HOW TO COMPLETE THIS TASK: Your answer should be one number: how many lines of the data include the string "spaces"?

** Opening DATA block **

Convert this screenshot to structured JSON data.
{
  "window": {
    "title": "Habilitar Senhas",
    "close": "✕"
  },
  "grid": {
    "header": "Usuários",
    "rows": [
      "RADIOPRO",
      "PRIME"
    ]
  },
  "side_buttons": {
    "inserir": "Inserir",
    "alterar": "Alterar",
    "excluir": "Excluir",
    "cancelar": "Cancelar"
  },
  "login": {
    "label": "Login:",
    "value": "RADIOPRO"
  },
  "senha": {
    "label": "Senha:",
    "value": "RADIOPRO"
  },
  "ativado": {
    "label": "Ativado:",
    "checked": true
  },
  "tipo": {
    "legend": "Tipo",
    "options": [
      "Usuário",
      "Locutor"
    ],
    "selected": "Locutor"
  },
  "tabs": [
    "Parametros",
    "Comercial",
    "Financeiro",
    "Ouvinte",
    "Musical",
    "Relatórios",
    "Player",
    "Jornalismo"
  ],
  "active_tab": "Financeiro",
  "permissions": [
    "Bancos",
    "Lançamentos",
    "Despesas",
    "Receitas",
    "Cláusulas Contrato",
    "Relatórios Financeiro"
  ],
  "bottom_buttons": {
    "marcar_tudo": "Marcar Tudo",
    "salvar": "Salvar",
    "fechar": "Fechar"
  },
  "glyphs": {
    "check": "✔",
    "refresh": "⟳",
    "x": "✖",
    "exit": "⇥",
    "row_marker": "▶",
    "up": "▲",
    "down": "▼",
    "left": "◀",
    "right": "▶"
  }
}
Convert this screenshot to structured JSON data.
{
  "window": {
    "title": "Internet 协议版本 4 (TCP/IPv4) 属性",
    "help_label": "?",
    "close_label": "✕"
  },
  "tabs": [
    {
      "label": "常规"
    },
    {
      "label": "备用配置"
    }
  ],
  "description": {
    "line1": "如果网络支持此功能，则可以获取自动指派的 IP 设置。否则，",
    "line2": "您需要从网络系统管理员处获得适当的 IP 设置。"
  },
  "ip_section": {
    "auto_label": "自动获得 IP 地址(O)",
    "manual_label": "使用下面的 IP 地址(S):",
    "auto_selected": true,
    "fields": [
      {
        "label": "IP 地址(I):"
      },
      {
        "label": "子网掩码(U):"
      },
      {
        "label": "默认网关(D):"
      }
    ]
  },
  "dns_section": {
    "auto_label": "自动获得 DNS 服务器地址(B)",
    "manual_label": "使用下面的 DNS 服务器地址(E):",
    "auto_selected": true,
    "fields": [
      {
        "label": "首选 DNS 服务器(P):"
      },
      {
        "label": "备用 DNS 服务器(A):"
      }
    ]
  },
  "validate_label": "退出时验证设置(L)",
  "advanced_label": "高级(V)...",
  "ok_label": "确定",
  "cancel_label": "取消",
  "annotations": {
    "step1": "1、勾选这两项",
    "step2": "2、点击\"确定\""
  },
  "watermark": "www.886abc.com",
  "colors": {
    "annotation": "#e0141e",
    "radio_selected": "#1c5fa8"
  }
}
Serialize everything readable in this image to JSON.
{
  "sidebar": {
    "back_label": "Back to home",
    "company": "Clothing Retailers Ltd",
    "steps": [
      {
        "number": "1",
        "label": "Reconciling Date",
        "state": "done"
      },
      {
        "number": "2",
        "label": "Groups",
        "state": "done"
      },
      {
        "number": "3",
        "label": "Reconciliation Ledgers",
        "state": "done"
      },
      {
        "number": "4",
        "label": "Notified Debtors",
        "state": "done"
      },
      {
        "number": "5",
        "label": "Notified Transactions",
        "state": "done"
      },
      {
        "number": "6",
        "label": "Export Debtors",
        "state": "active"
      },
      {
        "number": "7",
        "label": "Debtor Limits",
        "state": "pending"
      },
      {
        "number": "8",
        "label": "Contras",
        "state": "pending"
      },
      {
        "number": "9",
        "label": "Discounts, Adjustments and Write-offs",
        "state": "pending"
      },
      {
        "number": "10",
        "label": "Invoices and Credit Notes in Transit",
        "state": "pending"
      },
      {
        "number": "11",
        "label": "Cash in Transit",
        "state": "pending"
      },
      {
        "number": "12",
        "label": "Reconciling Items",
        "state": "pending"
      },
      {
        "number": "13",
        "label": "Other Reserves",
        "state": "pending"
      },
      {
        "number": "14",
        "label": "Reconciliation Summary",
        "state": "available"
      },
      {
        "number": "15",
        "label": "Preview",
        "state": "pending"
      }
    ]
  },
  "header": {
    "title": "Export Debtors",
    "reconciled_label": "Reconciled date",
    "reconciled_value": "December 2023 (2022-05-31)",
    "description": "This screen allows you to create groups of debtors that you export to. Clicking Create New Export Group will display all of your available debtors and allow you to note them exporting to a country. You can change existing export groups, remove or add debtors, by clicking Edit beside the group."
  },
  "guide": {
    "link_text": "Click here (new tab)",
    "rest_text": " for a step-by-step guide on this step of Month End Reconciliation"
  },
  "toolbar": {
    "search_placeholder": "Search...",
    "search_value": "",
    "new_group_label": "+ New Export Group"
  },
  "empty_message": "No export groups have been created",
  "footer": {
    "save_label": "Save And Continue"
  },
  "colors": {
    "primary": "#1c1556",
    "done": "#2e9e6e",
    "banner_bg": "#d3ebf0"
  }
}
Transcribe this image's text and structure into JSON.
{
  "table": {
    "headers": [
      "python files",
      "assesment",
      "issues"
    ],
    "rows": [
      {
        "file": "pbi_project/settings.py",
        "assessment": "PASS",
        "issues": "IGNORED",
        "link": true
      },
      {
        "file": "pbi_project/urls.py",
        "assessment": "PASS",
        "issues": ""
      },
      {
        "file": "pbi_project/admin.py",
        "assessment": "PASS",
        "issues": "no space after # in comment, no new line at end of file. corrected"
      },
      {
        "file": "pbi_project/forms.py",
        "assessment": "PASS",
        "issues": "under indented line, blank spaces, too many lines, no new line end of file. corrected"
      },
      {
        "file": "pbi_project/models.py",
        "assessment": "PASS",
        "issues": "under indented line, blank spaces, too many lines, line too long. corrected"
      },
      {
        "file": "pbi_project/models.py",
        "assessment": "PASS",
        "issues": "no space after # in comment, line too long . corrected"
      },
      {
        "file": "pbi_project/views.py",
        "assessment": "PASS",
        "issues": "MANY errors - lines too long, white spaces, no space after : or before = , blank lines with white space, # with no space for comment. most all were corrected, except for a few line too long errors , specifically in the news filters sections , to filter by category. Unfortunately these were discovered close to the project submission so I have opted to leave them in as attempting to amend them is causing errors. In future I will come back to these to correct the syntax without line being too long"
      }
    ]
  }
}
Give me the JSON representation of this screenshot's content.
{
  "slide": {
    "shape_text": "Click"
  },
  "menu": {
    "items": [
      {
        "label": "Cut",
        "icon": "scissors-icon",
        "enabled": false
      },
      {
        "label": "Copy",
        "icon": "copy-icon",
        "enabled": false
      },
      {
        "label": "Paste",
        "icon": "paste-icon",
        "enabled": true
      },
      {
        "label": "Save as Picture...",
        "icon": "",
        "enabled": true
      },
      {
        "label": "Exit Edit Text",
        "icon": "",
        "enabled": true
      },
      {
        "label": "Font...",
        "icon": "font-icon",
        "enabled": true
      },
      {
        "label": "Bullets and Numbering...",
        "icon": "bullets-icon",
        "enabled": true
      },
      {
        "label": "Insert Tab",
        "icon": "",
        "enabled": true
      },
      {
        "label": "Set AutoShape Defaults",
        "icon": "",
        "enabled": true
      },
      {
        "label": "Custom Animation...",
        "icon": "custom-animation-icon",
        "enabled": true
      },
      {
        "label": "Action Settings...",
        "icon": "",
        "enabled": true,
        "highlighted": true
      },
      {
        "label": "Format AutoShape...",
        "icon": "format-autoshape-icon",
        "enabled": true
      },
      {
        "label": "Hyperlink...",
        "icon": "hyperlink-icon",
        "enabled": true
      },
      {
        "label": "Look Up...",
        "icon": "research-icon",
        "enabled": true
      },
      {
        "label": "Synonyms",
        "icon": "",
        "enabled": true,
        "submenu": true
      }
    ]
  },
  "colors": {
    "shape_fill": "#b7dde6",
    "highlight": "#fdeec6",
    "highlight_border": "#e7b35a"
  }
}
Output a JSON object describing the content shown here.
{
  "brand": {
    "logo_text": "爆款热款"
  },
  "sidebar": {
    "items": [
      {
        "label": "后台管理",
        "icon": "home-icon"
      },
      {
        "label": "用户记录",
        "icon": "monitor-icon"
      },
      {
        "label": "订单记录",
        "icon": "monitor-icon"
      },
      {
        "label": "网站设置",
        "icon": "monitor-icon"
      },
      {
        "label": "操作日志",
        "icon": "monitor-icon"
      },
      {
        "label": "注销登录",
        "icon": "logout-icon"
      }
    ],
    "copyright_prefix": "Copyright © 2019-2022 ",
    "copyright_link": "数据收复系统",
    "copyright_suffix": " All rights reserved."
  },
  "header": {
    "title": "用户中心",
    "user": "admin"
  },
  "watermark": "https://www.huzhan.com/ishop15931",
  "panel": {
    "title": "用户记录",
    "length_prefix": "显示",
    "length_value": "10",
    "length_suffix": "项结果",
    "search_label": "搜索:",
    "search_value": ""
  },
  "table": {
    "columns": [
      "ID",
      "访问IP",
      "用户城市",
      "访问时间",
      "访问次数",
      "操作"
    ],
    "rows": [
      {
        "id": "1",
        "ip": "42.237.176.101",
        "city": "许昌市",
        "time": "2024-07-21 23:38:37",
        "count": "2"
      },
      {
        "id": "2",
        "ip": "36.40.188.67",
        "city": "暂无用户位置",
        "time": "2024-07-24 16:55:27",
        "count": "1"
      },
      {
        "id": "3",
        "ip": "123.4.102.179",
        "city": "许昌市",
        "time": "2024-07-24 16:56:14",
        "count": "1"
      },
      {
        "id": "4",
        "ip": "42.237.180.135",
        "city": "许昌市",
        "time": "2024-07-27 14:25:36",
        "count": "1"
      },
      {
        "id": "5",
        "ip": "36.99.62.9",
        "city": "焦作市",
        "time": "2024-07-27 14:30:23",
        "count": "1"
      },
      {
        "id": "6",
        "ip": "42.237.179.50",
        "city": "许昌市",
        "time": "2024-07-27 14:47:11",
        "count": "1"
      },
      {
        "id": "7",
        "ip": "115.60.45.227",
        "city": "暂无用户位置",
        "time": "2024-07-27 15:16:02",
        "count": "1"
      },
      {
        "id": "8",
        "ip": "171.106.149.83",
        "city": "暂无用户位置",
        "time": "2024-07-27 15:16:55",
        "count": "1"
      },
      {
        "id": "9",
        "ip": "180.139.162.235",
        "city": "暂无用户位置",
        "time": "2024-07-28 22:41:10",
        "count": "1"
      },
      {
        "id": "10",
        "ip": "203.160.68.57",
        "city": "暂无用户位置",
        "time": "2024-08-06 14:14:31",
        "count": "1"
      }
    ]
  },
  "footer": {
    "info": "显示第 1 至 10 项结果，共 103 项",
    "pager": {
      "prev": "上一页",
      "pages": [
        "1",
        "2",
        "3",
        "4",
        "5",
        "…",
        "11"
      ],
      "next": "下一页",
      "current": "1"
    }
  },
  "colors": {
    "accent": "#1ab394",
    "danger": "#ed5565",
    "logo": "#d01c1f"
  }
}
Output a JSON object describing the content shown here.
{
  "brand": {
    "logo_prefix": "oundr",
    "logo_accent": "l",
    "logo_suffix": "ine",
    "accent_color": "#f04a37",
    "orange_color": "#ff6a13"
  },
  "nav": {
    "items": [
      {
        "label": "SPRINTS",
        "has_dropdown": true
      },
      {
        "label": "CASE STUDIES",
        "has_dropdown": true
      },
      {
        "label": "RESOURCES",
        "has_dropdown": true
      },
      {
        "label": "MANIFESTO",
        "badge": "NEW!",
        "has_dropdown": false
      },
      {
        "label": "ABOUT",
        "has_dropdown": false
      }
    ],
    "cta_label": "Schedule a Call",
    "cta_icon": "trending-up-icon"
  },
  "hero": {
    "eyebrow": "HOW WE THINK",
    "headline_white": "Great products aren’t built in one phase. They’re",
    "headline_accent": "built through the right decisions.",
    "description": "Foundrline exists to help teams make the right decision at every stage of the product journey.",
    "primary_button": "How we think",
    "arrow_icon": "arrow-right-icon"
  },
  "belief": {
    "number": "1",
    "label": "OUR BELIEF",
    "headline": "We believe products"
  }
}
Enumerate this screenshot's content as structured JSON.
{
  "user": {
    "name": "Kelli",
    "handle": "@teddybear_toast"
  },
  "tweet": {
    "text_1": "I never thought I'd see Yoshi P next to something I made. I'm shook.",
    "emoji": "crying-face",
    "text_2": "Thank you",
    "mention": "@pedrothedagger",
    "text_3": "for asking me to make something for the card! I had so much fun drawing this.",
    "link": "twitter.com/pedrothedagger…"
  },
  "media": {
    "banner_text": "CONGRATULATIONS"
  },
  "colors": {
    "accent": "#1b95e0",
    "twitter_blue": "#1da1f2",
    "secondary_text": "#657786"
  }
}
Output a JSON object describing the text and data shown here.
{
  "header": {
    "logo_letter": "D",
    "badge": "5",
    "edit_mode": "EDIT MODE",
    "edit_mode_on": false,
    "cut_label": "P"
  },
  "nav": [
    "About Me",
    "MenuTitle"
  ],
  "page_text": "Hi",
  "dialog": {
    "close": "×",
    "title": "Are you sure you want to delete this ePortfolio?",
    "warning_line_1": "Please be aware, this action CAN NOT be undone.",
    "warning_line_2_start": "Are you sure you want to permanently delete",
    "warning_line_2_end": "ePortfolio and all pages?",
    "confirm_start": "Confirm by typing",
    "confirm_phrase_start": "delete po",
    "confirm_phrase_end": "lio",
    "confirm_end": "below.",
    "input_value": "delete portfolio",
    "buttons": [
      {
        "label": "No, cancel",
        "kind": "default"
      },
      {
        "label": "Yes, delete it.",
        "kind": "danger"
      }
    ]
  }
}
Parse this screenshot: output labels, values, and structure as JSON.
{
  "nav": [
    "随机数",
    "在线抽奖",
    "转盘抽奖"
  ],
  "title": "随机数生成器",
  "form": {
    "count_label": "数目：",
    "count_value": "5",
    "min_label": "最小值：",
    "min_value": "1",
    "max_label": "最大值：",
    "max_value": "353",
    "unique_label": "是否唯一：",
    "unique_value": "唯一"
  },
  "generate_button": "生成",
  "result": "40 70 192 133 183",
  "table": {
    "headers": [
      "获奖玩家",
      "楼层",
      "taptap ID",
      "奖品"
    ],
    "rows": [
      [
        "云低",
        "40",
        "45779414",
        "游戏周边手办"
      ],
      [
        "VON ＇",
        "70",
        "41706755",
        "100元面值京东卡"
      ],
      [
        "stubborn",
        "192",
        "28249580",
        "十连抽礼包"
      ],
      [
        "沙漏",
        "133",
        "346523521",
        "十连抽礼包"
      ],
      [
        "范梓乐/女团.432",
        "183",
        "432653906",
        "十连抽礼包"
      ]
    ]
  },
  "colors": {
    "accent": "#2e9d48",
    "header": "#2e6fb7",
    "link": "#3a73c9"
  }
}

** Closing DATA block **

TASK ANSWER: 3